Interest rates quoted by credit card companies can often mislead people, consumer group Which? has said.
It can be hard to tell cheap cards from expensive ones, Which? says
Which? said the 14 different methods used by lenders to calculate interest charges make it hard for consumers to tell which credit card is cheapest.
The consumer group called for a single method of calculation to be adopted.
"It's ludicrous that a card with a lower interest rate can cost more than one with a higher rate," Martin Coles, editor of Which? magazine, said.
As an example of the confusing picture facing consumers, Which? calculated it was possible for someone borrowing on a credit card charging a rate of 11.8% to pay more in interest than through a card charging 13.9%.

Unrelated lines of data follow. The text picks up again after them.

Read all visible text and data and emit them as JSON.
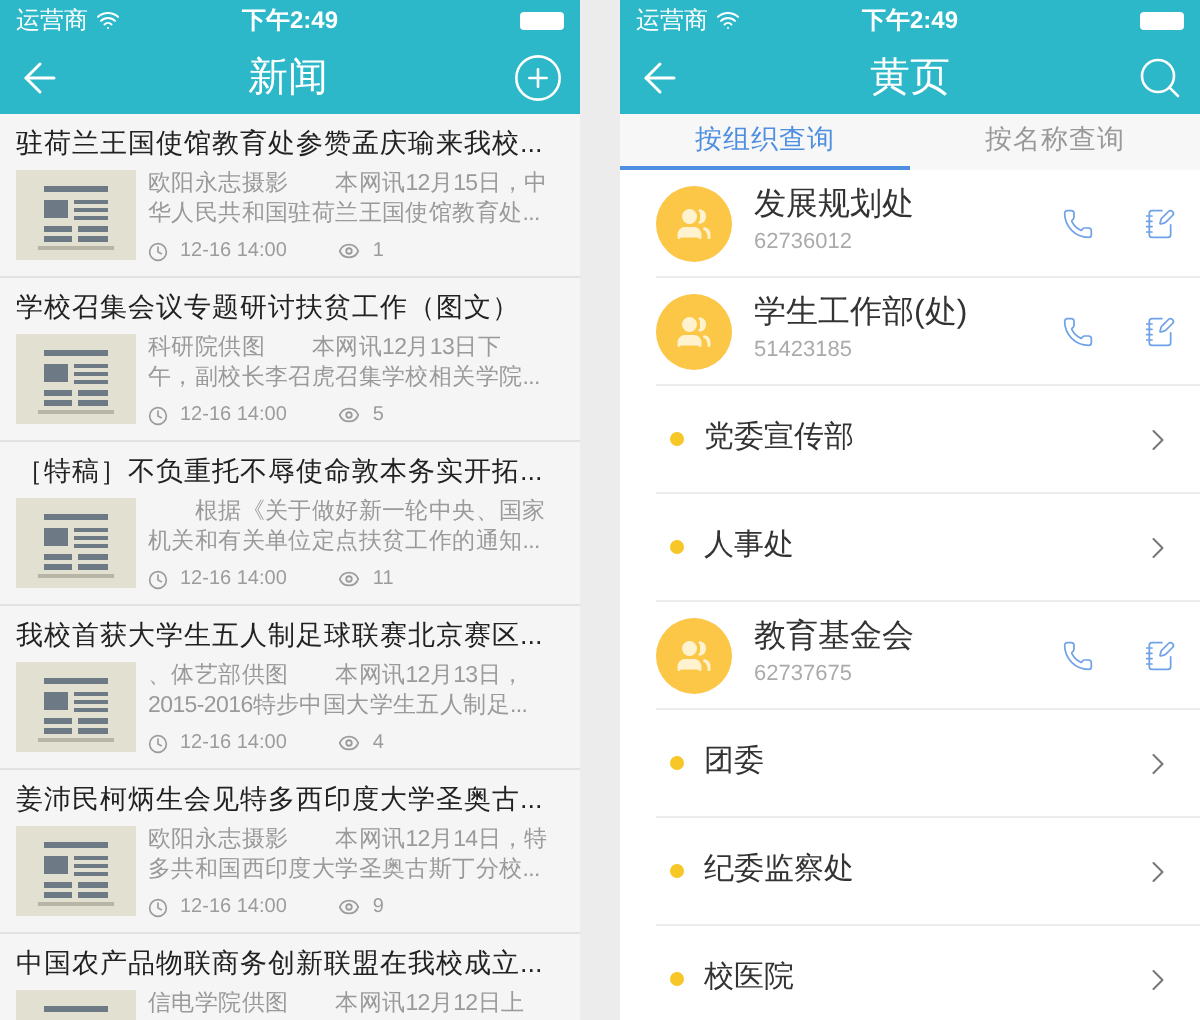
{
  "news_screen": {
    "status_bar": {
      "carrier": "运营商",
      "time": "下午2:49"
    },
    "title": "新闻",
    "items": [
      {
        "title": "驻荷兰王国使馆教育处参赞孟庆瑜来我校...",
        "summary_lines": [
          "欧阳永志摄影　　本网讯12月15日，中",
          "华人民共和国驻荷兰王国使馆教育处..."
        ],
        "date": "12-16 14:00",
        "views": "1"
      },
      {
        "title": "学校召集会议专题研讨扶贫工作（图文）",
        "summary_lines": [
          "科研院供图　　本网讯12月13日下",
          "午，副校长李召虎召集学校相关学院..."
        ],
        "date": "12-16 14:00",
        "views": "5"
      },
      {
        "title": "［特稿］不负重托不辱使命敦本务实开拓...",
        "summary_lines": [
          "　　根据《关于做好新一轮中央、国家",
          "机关和有关单位定点扶贫工作的通知..."
        ],
        "date": "12-16 14:00",
        "views": "11"
      },
      {
        "title": "我校首获大学生五人制足球联赛北京赛区...",
        "summary_lines": [
          "、体艺部供图　　本网讯12月13日，",
          "2015-2016特步中国大学生五人制足..."
        ],
        "date": "12-16 14:00",
        "views": "4"
      },
      {
        "title": "姜沛民柯炳生会见特多西印度大学圣奥古...",
        "summary_lines": [
          "欧阳永志摄影　　本网讯12月14日，特",
          "多共和国西印度大学圣奥古斯丁分校..."
        ],
        "date": "12-16 14:00",
        "views": "9"
      },
      {
        "title": "中国农产品物联商务创新联盟在我校成立...",
        "summary_lines": [
          "信电学院供图　　本网讯12月12日上"
        ]
      }
    ]
  },
  "directory_screen": {
    "status_bar": {
      "carrier": "运营商",
      "time": "下午2:49"
    },
    "title": "黄页",
    "tabs": [
      {
        "label": "按组织查询",
        "selected": true
      },
      {
        "label": "按名称查询",
        "selected": false
      }
    ],
    "entries": [
      {
        "kind": "contact",
        "name": "发展规划处",
        "phone": "62736012"
      },
      {
        "kind": "contact",
        "name": "学生工作部(处)",
        "phone": "51423185"
      },
      {
        "kind": "unit",
        "name": "党委宣传部"
      },
      {
        "kind": "unit",
        "name": "人事处"
      },
      {
        "kind": "contact",
        "name": "教育基金会",
        "phone": "62737675"
      },
      {
        "kind": "unit",
        "name": "团委"
      },
      {
        "kind": "unit",
        "name": "纪委监察处"
      },
      {
        "kind": "unit",
        "name": "校医院"
      }
    ]
  }
}
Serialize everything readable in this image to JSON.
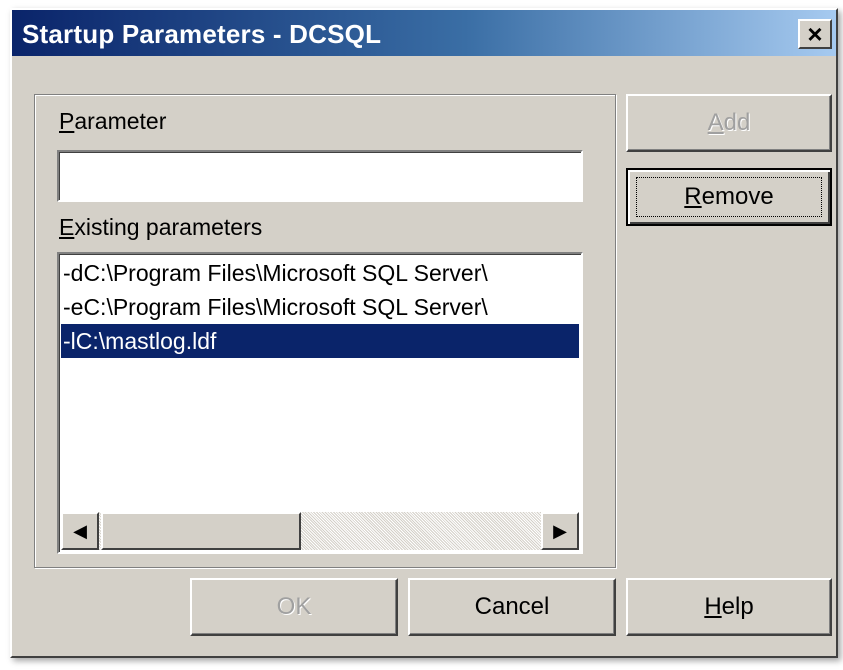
{
  "window": {
    "title": "Startup Parameters - DCSQL",
    "close_glyph": "×"
  },
  "form": {
    "parameter_label_accel": "P",
    "parameter_label_rest": "arameter",
    "parameter_value": "",
    "existing_label_accel": "E",
    "existing_label_rest": "xisting parameters"
  },
  "existing_parameters": [
    {
      "text": "-dC:\\Program Files\\Microsoft SQL Server\\",
      "selected": false
    },
    {
      "text": "-eC:\\Program Files\\Microsoft SQL Server\\",
      "selected": false
    },
    {
      "text": "-lC:\\mastlog.ldf",
      "selected": true
    }
  ],
  "scrollbar": {
    "left_arrow": "◀",
    "right_arrow": "▶"
  },
  "buttons": {
    "add_accel": "A",
    "add_rest": "dd",
    "add_enabled": false,
    "remove_accel": "R",
    "remove_rest": "emove",
    "ok": "OK",
    "ok_enabled": false,
    "cancel": "Cancel",
    "help_accel": "H",
    "help_rest": "elp"
  },
  "colors": {
    "dialog_face": "#d4d0c8",
    "title_gradient_start": "#0a246a",
    "title_gradient_end": "#a6caf0",
    "selection": "#0a246a"
  }
}
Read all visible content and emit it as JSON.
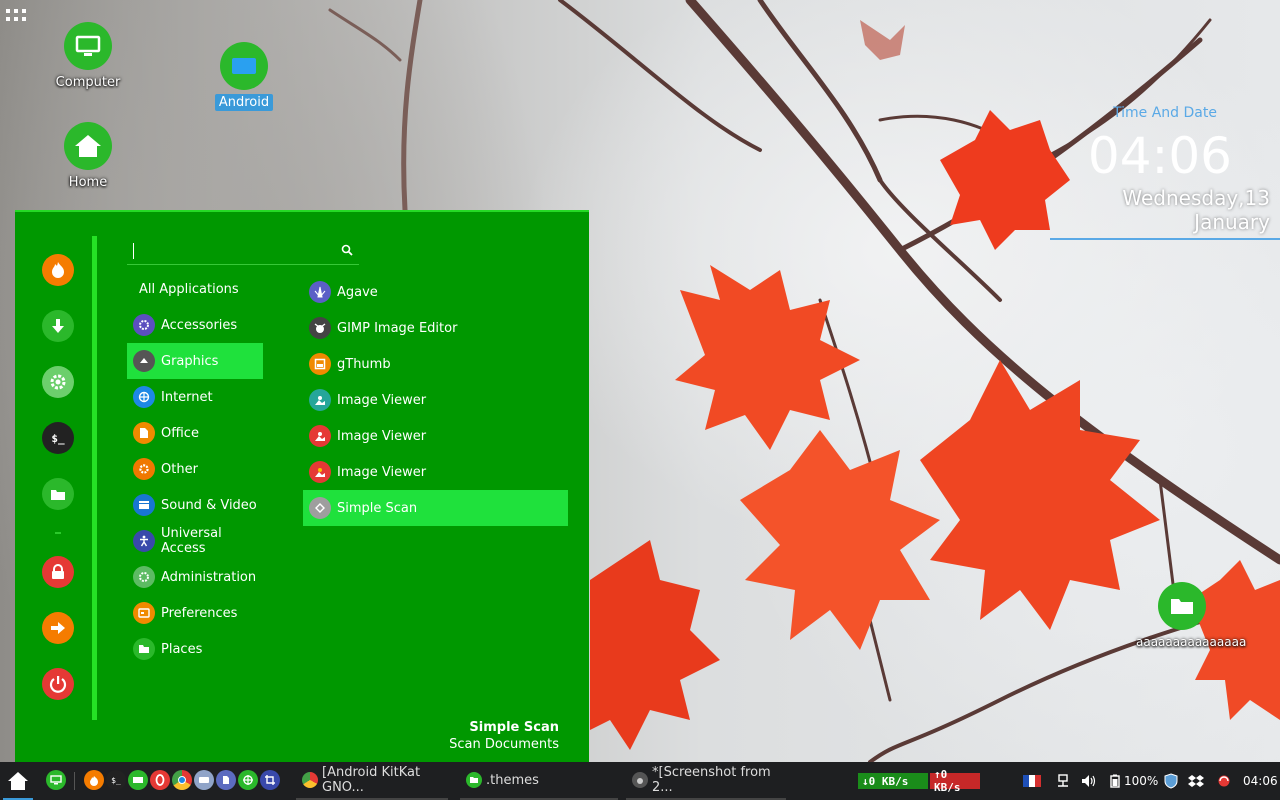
{
  "desktop": {
    "icons": [
      {
        "label": "Computer"
      },
      {
        "label": "Android"
      },
      {
        "label": "Home"
      },
      {
        "label": "aaaaaaaaaaaaaaa"
      }
    ]
  },
  "clock": {
    "title": "Time And Date",
    "time": "04:06",
    "date": "Wednesday,13 January"
  },
  "menu": {
    "search": {
      "value": "",
      "placeholder": ""
    },
    "categories": [
      {
        "label": "All Applications",
        "icon": "none"
      },
      {
        "label": "Accessories",
        "icon": "accessories-icon",
        "color": "#5b4fbf"
      },
      {
        "label": "Graphics",
        "icon": "graphics-icon",
        "color": "#555555",
        "active": true
      },
      {
        "label": "Internet",
        "icon": "internet-icon",
        "color": "#1e88e5"
      },
      {
        "label": "Office",
        "icon": "office-icon",
        "color": "#f08a00"
      },
      {
        "label": "Other",
        "icon": "other-icon",
        "color": "#f07800"
      },
      {
        "label": "Sound & Video",
        "icon": "sound-video-icon",
        "color": "#1976d2"
      },
      {
        "label": "Universal Access",
        "icon": "universal-access-icon",
        "color": "#3949ab"
      },
      {
        "label": "Administration",
        "icon": "administration-icon",
        "color": "#5dbb63"
      },
      {
        "label": "Preferences",
        "icon": "preferences-icon",
        "color": "#f08a00"
      },
      {
        "label": "Places",
        "icon": "places-icon",
        "color": "#2bb82b"
      }
    ],
    "apps": [
      {
        "label": "Agave",
        "icon": "agave-icon",
        "color": "#5b5fc7"
      },
      {
        "label": "GIMP Image Editor",
        "icon": "gimp-icon",
        "color": "#444444"
      },
      {
        "label": "gThumb",
        "icon": "gthumb-icon",
        "color": "#f08a00"
      },
      {
        "label": "Image Viewer",
        "icon": "image-viewer-icon",
        "color": "#26a69a"
      },
      {
        "label": "Image Viewer",
        "icon": "image-viewer-icon",
        "color": "#e53935"
      },
      {
        "label": "Image Viewer",
        "icon": "image-viewer-icon",
        "color": "#e53935"
      },
      {
        "label": "Simple Scan",
        "icon": "scanner-icon",
        "color": "#9e9e9e",
        "active": true
      }
    ],
    "footer": {
      "title": "Simple Scan",
      "subtitle": "Scan Documents"
    },
    "favorites": [
      {
        "icon": "firefox-icon",
        "color": "#f57c00"
      },
      {
        "icon": "download-icon",
        "color": "#2bb82b"
      },
      {
        "icon": "settings-icon",
        "color": "#6ccf6c"
      },
      {
        "icon": "terminal-icon",
        "color": "#222222"
      },
      {
        "icon": "folder-icon",
        "color": "#2bb82b"
      },
      {
        "icon": "lock-icon",
        "color": "#e53935"
      },
      {
        "icon": "logout-icon",
        "color": "#f57c00"
      },
      {
        "icon": "power-icon",
        "color": "#e53935"
      }
    ]
  },
  "taskbar": {
    "tasks": [
      {
        "label": "[Android KitKat GNO...",
        "icon": "chrome-icon"
      },
      {
        "label": ".themes",
        "icon": "folder-icon"
      },
      {
        "label": "*[Screenshot from 2...",
        "icon": "gimp-icon"
      }
    ],
    "net_down": "↓0 KB/s",
    "net_up": "↑0 KB/s",
    "battery": "100%",
    "time": "04:06",
    "colors": {
      "accent": "#3a9ad9",
      "menu_bg": "#009800",
      "highlight": "#1fe13c",
      "net_down": "#1fbf1f",
      "net_up": "#e53935"
    }
  }
}
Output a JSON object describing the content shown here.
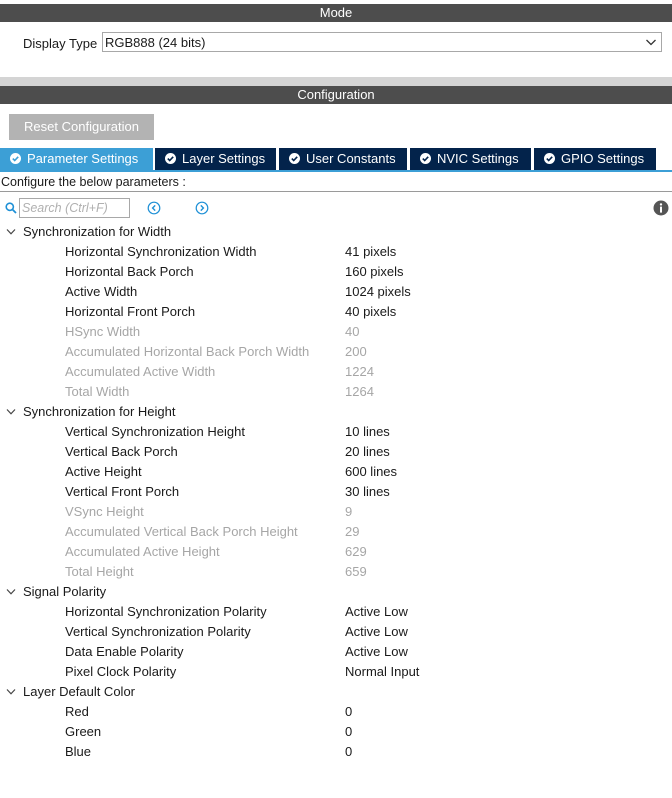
{
  "mode": {
    "header": "Mode",
    "display_type_label": "Display Type",
    "display_type_value": "RGB888 (24 bits)"
  },
  "configuration": {
    "header": "Configuration",
    "reset_label": "Reset Configuration",
    "tabs": [
      {
        "label": "Parameter Settings"
      },
      {
        "label": "Layer Settings"
      },
      {
        "label": "User Constants"
      },
      {
        "label": "NVIC Settings"
      },
      {
        "label": "GPIO Settings"
      }
    ],
    "configure_text": "Configure the below parameters :",
    "search_placeholder": "Search (Ctrl+F)"
  },
  "groups": [
    {
      "label": "Synchronization for Width",
      "params": [
        {
          "label": "Horizontal Synchronization Width",
          "value": "41 pixels",
          "dim": false
        },
        {
          "label": "Horizontal Back Porch",
          "value": "160 pixels",
          "dim": false
        },
        {
          "label": "Active Width",
          "value": "1024 pixels",
          "dim": false
        },
        {
          "label": "Horizontal Front Porch",
          "value": "40 pixels",
          "dim": false
        },
        {
          "label": "HSync Width",
          "value": "40",
          "dim": true
        },
        {
          "label": "Accumulated Horizontal Back Porch Width",
          "value": "200",
          "dim": true
        },
        {
          "label": "Accumulated Active Width",
          "value": "1224",
          "dim": true
        },
        {
          "label": "Total Width",
          "value": "1264",
          "dim": true
        }
      ]
    },
    {
      "label": "Synchronization for Height",
      "params": [
        {
          "label": "Vertical Synchronization Height",
          "value": "10 lines",
          "dim": false
        },
        {
          "label": "Vertical Back Porch",
          "value": "20 lines",
          "dim": false
        },
        {
          "label": "Active Height",
          "value": "600 lines",
          "dim": false
        },
        {
          "label": "Vertical Front Porch",
          "value": "30 lines",
          "dim": false
        },
        {
          "label": "VSync Height",
          "value": "9",
          "dim": true
        },
        {
          "label": "Accumulated Vertical Back Porch Height",
          "value": "29",
          "dim": true
        },
        {
          "label": "Accumulated Active Height",
          "value": "629",
          "dim": true
        },
        {
          "label": "Total Height",
          "value": "659",
          "dim": true
        }
      ]
    },
    {
      "label": "Signal Polarity",
      "params": [
        {
          "label": "Horizontal Synchronization Polarity",
          "value": "Active Low",
          "dim": false
        },
        {
          "label": "Vertical Synchronization Polarity",
          "value": "Active Low",
          "dim": false
        },
        {
          "label": "Data Enable Polarity",
          "value": "Active Low",
          "dim": false
        },
        {
          "label": "Pixel Clock Polarity",
          "value": "Normal Input",
          "dim": false
        }
      ]
    },
    {
      "label": "Layer Default Color",
      "params": [
        {
          "label": "Red",
          "value": "0",
          "dim": false
        },
        {
          "label": "Green",
          "value": "0",
          "dim": false
        },
        {
          "label": "Blue",
          "value": "0",
          "dim": false
        }
      ]
    }
  ],
  "colors": {
    "header_bar": "#4d4d4d",
    "tab_active": "#3c9fd6",
    "tab_inactive": "#03234b",
    "reset_button": "#b3b3b3",
    "dim_text": "#a6a6a6",
    "icon_blue": "#1e90d6"
  },
  "icons": {
    "search": "search-icon",
    "previous": "chevron-left-circle-icon",
    "next": "chevron-right-circle-icon",
    "info": "info-icon",
    "tab_check": "check-circle-icon",
    "dropdown": "chevron-down-icon",
    "group_expand": "chevron-down-icon"
  }
}
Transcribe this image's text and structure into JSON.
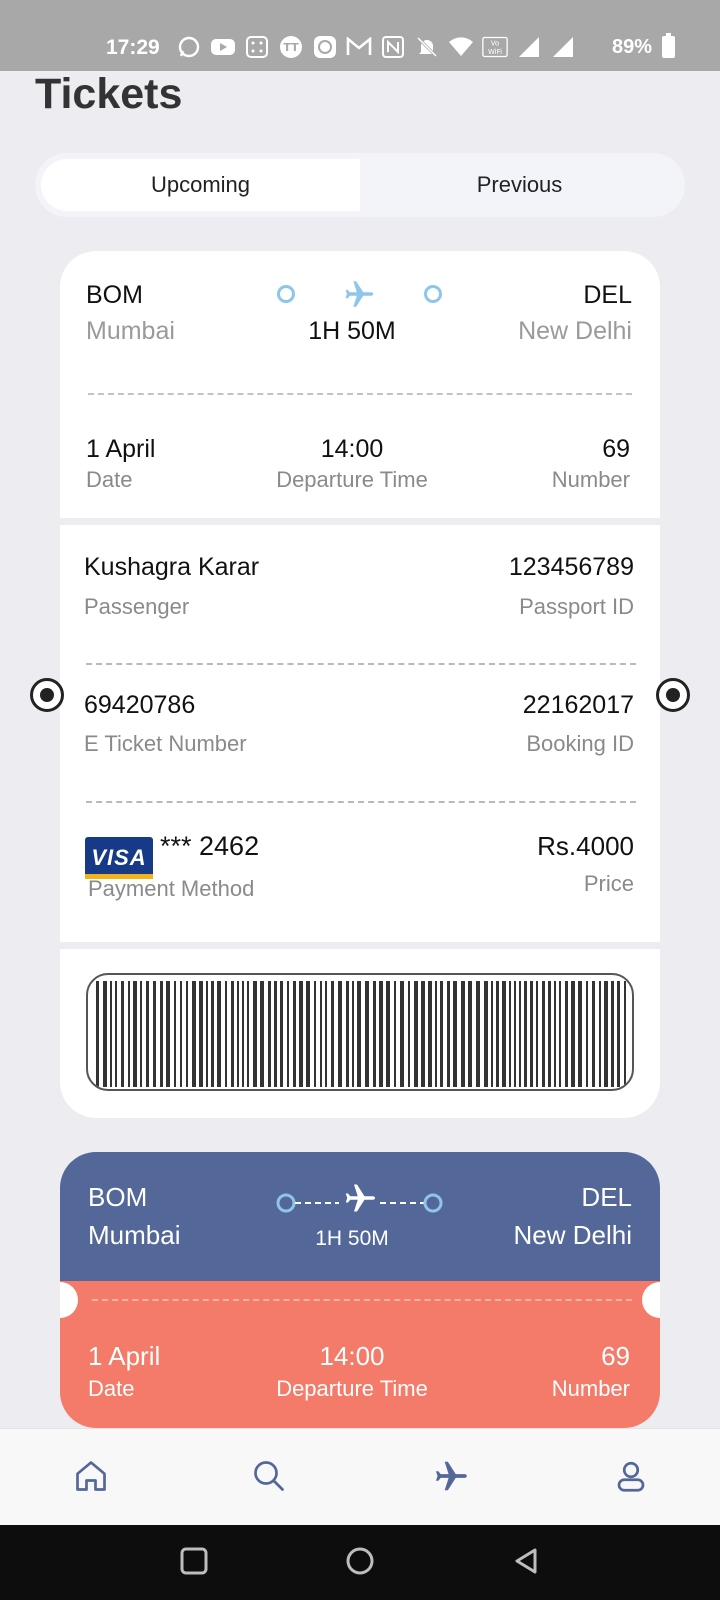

Last year, the industry started incorporating a so-called "honesty box" in their credit card statements which outline the costs of the loan and any additional charges.
On Thursday, the Office of Fair Trading (OFT) announced that it is to investigate the fees charged by Mastercard to retailers.
The OFT says that interchange fees - the fee charged between banks for processing a card transaction - are too high.
The fees, it said, meant that consumers ultimately paid more for goods.
The OFT announced a similiar investigation into Visa's interchange fee last October.